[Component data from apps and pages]
┌──

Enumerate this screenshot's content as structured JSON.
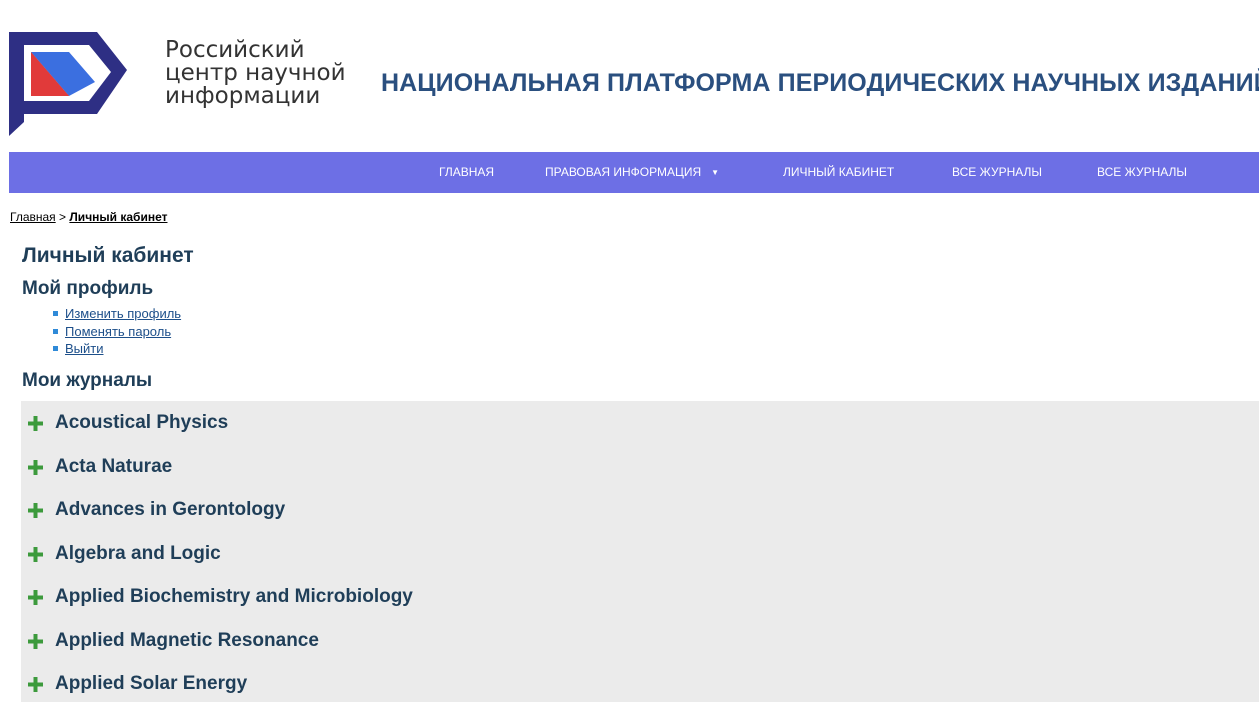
{
  "header": {
    "org_name_line1": "Российский",
    "org_name_line2": "центр научной",
    "org_name_line3": "информации",
    "platform_title": "НАЦИОНАЛЬНАЯ ПЛАТФОРМА ПЕРИОДИЧЕСКИХ НАУЧНЫХ ИЗДАНИЙ",
    "logo_icon": "rcsi-flag-logo"
  },
  "nav": {
    "items": [
      {
        "label": "ГЛАВНАЯ"
      },
      {
        "label": "ПРАВОВАЯ ИНФОРМАЦИЯ"
      },
      {
        "label": "ЛИЧНЫЙ КАБИНЕТ"
      },
      {
        "label": "ВСЕ ЖУРНАЛЫ"
      },
      {
        "label": "ВСЕ ЖУРНАЛЫ"
      }
    ],
    "dropdown_caret": "▼"
  },
  "breadcrumb": {
    "home": "Главная",
    "separator": ">",
    "current": "Личный кабинет"
  },
  "page": {
    "title": "Личный кабинет",
    "profile_title": "Мой профиль",
    "profile_links": [
      "Изменить профиль",
      "Поменять пароль",
      "Выйти"
    ],
    "journals_title": "Мои журналы"
  },
  "journals": [
    "Acoustical Physics",
    "Acta Naturae",
    "Advances in Gerontology",
    "Algebra and Logic",
    "Applied Biochemistry and Microbiology",
    "Applied Magnetic Resonance",
    "Applied Solar Energy"
  ],
  "colors": {
    "nav_background": "#6d6fe5",
    "title_color": "#2a4f7f",
    "heading_color": "#1f3e58",
    "journals_background": "#ebebeb",
    "plus_icon_color": "#3c9a3c",
    "logo_dark": "#2e2f84",
    "logo_blue": "#3b6fe0",
    "logo_red": "#e13a3a"
  }
}
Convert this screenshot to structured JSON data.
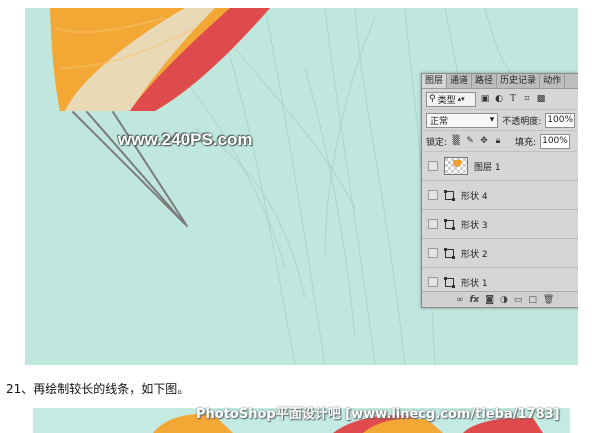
{
  "watermark": "www.240PS.com",
  "watermark_bottom": "PhotoShop平面设计吧 [www.linecg.com/tieba/1783]",
  "step_text": "21、再绘制较长的线条，如下图。",
  "colors": {
    "canvas_bg": "#bfe7de",
    "balloon_orange": "#f3a735",
    "balloon_cream": "#e9d9b6",
    "balloon_red": "#df4a4d",
    "line_gray": "#7b7b7b",
    "panel_bg": "#d6d6d6"
  },
  "panel": {
    "tabs": [
      "图层",
      "通道",
      "路径",
      "历史记录",
      "动作"
    ],
    "active_tab": 0,
    "kind_label": "类型",
    "kind_icon": "search-icon",
    "filter_icons": [
      "image-filter-icon",
      "adjustment-filter-icon",
      "type-filter-icon",
      "shape-filter-icon",
      "smart-object-filter-icon"
    ],
    "blend_mode": "正常",
    "opacity_label": "不透明度:",
    "opacity_value": "100%",
    "lock_label": "锁定:",
    "lock_icons": [
      "lock-transparency-icon",
      "lock-paint-icon",
      "lock-move-icon",
      "lock-all-icon"
    ],
    "fill_label": "填充:",
    "fill_value": "100%",
    "layers": [
      {
        "name": "图层 1",
        "type": "pixel"
      },
      {
        "name": "形状 4",
        "type": "shape"
      },
      {
        "name": "形状 3",
        "type": "shape"
      },
      {
        "name": "形状 2",
        "type": "shape"
      },
      {
        "name": "形状 1",
        "type": "shape"
      }
    ],
    "footer_icons": [
      "link-icon",
      "fx-icon",
      "mask-icon",
      "adjustment-icon",
      "group-folder-icon",
      "new-layer-icon",
      "trash-icon"
    ],
    "footer_fx": "fx"
  }
}
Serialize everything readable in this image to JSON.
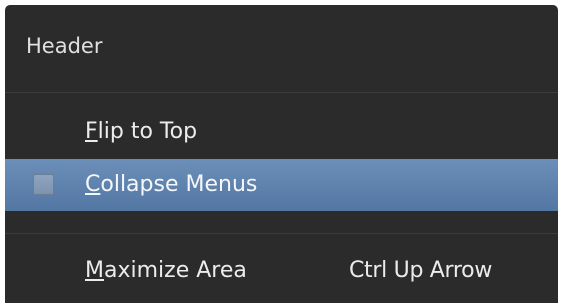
{
  "menu": {
    "title": "Header",
    "items": [
      {
        "label": "Flip to Top",
        "mnemonic": "F",
        "shortcut": ""
      },
      {
        "label": "Collapse Menus",
        "mnemonic": "C",
        "checkbox": true,
        "checked": false,
        "highlighted": true,
        "shortcut": ""
      },
      {
        "label": "Maximize Area",
        "mnemonic": "M",
        "shortcut": "Ctrl Up Arrow"
      }
    ]
  },
  "colors": {
    "menu_background": "#2b2b2b",
    "highlight": "#5f83ae",
    "text": "#e6e6e6"
  }
}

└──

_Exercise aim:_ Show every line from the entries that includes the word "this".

_Output below:_
Enumerate this screenshot's content as structured JSON.
Convert this screenshot to structured JSON data.
Serialize everything readable in this image to JSON.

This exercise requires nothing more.